RECORDS FOR THE TASK:
--- START ---

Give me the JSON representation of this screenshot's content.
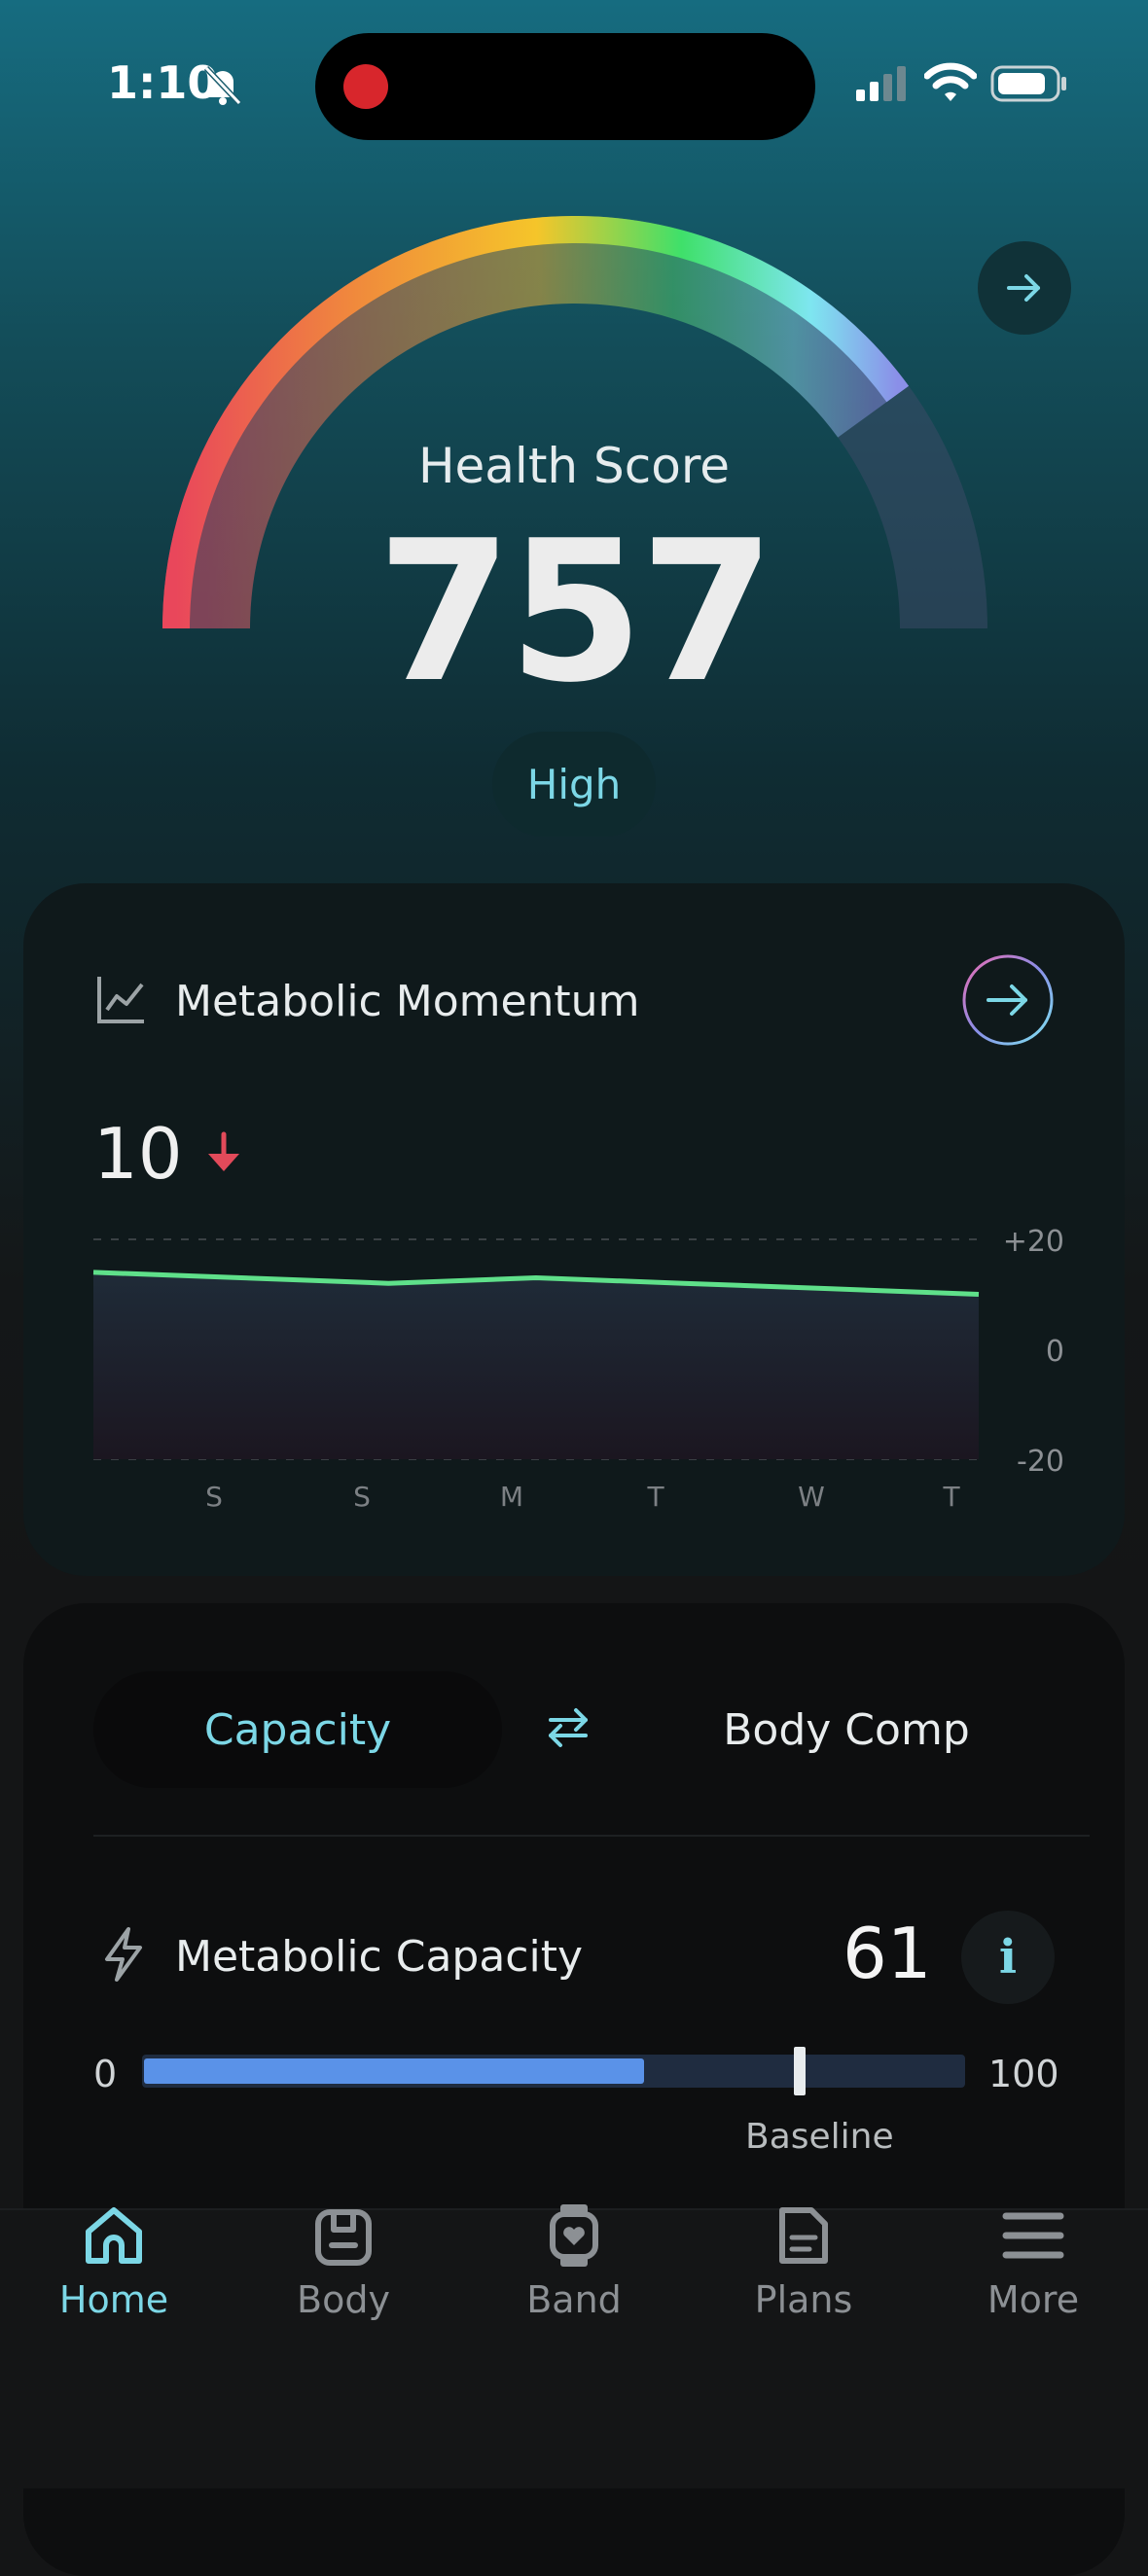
{
  "status_bar": {
    "time": "1:10",
    "icons": [
      "bell-slash-icon",
      "record-icon",
      "signal-icon",
      "wifi-icon",
      "battery-icon"
    ]
  },
  "health_score": {
    "label": "Health Score",
    "value": "757",
    "badge": "High",
    "gauge_colors": [
      "#e9475b",
      "#f08a3c",
      "#f5c52a",
      "#3fe06a",
      "#7ee6f0",
      "#8a8fe8"
    ]
  },
  "metabolic_momentum": {
    "title": "Metabolic Momentum",
    "value": "10",
    "trend": "down",
    "chart_data": {
      "type": "line",
      "categories": [
        "S",
        "S",
        "M",
        "T",
        "W",
        "T"
      ],
      "y_ticks": [
        "+20",
        "0",
        "-20"
      ],
      "ylim": [
        -20,
        20
      ],
      "series": [
        {
          "values": [
            14,
            13,
            12,
            13,
            12,
            11,
            10
          ]
        }
      ],
      "line_color": "#5fe08a",
      "grid": "dashed"
    }
  },
  "segments": {
    "left": "Capacity",
    "right": "Body Comp",
    "active": "left"
  },
  "metabolic_capacity": {
    "title": "Metabolic Capacity",
    "value": "61",
    "info": "i",
    "range_min": "0",
    "range_max": "100",
    "fill_value": 61,
    "baseline_value": 80,
    "baseline_label": "Baseline"
  },
  "tabbar": {
    "items": [
      {
        "label": "Home",
        "icon": "home-icon",
        "active": true
      },
      {
        "label": "Body",
        "icon": "clipboard-icon",
        "active": false
      },
      {
        "label": "Band",
        "icon": "watch-heart-icon",
        "active": false
      },
      {
        "label": "Plans",
        "icon": "document-icon",
        "active": false
      },
      {
        "label": "More",
        "icon": "menu-icon",
        "active": false
      }
    ]
  },
  "colors": {
    "accent": "#7cd7e6",
    "down_red": "#e24a5a",
    "bar_fill": "#5a92e8"
  }
}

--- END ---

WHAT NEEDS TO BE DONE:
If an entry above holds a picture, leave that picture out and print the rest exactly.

TASK OUTPUT:
Give me the JSON representation of this screenshot's content.
{
  "status_bar": {
    "time": "1:10",
    "icons": [
      "bell-slash-icon",
      "record-icon",
      "signal-icon",
      "wifi-icon",
      "battery-icon"
    ]
  },
  "health_score": {
    "label": "Health Score",
    "value": "757",
    "badge": "High",
    "gauge_colors": [
      "#e9475b",
      "#f08a3c",
      "#f5c52a",
      "#3fe06a",
      "#7ee6f0",
      "#8a8fe8"
    ]
  },
  "metabolic_momentum": {
    "title": "Metabolic Momentum",
    "value": "10",
    "trend": "down",
    "chart_data": {
      "type": "line",
      "categories": [
        "S",
        "S",
        "M",
        "T",
        "W",
        "T"
      ],
      "y_ticks": [
        "+20",
        "0",
        "-20"
      ],
      "ylim": [
        -20,
        20
      ],
      "series": [
        {
          "values": [
            14,
            13,
            12,
            13,
            12,
            11,
            10
          ]
        }
      ],
      "line_color": "#5fe08a",
      "grid": "dashed"
    }
  },
  "segments": {
    "left": "Capacity",
    "right": "Body Comp",
    "active": "left"
  },
  "metabolic_capacity": {
    "title": "Metabolic Capacity",
    "value": "61",
    "info": "i",
    "range_min": "0",
    "range_max": "100",
    "fill_value": 61,
    "baseline_value": 80,
    "baseline_label": "Baseline"
  },
  "tabbar": {
    "items": [
      {
        "label": "Home",
        "icon": "home-icon",
        "active": true
      },
      {
        "label": "Body",
        "icon": "clipboard-icon",
        "active": false
      },
      {
        "label": "Band",
        "icon": "watch-heart-icon",
        "active": false
      },
      {
        "label": "Plans",
        "icon": "document-icon",
        "active": false
      },
      {
        "label": "More",
        "icon": "menu-icon",
        "active": false
      }
    ]
  },
  "colors": {
    "accent": "#7cd7e6",
    "down_red": "#e24a5a",
    "bar_fill": "#5a92e8"
  }
}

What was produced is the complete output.